One last thing… the prune. Such an underappreciated fruit. After all… prunes are nothing but dried plums! You like plums, eh? Some packagers started calling them “dried plums” years back… a marketing ploy since, for whatever reason, prunes got a bum rap and bad “reputation” in the culinary world. They figured out, probably from some expensive market testing, that folks will buy dried plums, but not prunes! They get lost in stews like this one… while giving the gravy a delectable richness and sweetness you won’t get from anything else. They also help thicken the sauce…
As for how to serve… well my favorite way is over creamy grits. Like my Creamy Rosemary Parmesan Grits!
But this stew will do just fine spooned over mashed taters, even mashed sweet potatoes. Or alongside risotto or orzo.
Whatever suits YOUR fancy.
At first glance, you might be intimidated by the recipe. Don’t be. I promise the short amount of time it takes to pull it all together for a few slow cook’n hours will be worth the reward on the back end. And be sure to pick up some nice crusty bread because this one has “Sop Me” written all over it.

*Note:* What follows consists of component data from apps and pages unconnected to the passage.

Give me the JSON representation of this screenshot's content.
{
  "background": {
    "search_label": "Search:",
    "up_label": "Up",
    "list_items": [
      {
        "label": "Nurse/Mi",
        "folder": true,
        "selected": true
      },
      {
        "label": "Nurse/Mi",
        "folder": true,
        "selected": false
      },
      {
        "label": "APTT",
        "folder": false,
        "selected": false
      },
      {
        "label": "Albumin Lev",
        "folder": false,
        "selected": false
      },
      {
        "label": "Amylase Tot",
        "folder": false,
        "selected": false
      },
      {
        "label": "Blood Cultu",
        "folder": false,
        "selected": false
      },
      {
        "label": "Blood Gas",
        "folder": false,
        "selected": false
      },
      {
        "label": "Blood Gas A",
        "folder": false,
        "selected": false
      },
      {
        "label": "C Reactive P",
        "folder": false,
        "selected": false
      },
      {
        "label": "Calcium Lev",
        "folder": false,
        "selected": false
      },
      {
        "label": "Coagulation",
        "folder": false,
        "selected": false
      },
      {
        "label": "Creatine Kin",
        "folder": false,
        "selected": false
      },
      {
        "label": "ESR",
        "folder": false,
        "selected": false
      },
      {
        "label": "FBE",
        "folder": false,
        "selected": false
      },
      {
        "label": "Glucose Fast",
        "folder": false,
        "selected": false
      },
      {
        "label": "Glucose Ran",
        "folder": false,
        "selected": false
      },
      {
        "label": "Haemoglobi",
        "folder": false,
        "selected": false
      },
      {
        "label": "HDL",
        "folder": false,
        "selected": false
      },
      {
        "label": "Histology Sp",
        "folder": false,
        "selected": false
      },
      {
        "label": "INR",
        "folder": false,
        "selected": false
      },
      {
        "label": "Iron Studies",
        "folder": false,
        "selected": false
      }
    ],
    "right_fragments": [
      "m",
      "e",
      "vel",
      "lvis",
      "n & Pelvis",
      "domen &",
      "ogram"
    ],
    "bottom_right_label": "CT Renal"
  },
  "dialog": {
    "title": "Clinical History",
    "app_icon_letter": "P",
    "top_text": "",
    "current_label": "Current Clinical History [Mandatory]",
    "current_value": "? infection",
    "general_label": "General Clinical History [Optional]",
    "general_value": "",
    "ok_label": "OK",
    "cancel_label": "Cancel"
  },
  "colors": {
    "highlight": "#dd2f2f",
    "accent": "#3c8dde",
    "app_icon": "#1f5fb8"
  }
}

PS… don’t forget dessert! I fixed this Salted Butterscotch Crème Brûlée a day before to finish off this decadent yet peasant style meal.
Happy tail soppin y’all! Do come on over and share your oxtail memories and experiences in my FB community!
Savory Braised Oxtail Stew with Herbs and Prunes
- 3-4 lbs. oxtail
- 1 cup flour, seasoned with salt and pepper
- several tablespoons oil
- 6 slices bacon
- 2 large red onions, thinly sliced
- 3 large carrots, peeled and cut into 1/4" pieces
- 2 large jalapeno peppers with seeds, chopped
- about a dozen cloves fresh garlic, roughly chopped
- 3 tablespoons Worcestershire sauce
- 1 cup dry sherry (or more broth as sub)
- 1 lb. box pitted prunes
- 3 bay leaves
- 1 tablespoon dried rosemary
- 1 tablespoon dried thyme
- 1 teaspoon cinnamon
- 1 teaspoon cumin
- 4 cups beef broth
- fresh parsley
- Dredge oxtail in flour and let stand about 15 minutes. Add oil to heavy skillet to about ¼-inch. Lightly brown oxtail over medium heat about 3 minutes on each side, making sure not to crowd while frying. Set aside.
- Dredge bacon in flour and fry in drippings; crumble and set aside.
- Sauté onions, carrots, jalapeños and garlic for about 5 minutes, stirring occasionally. Deglaze with Worcestershire and sherry.
- Add remaining ingredients (except parsley) and bring to a boil. Reduce to low, cover and simmer about 2 hours or until tender, stirring occasionally.
- Garnish with crumbled bacon and parsley.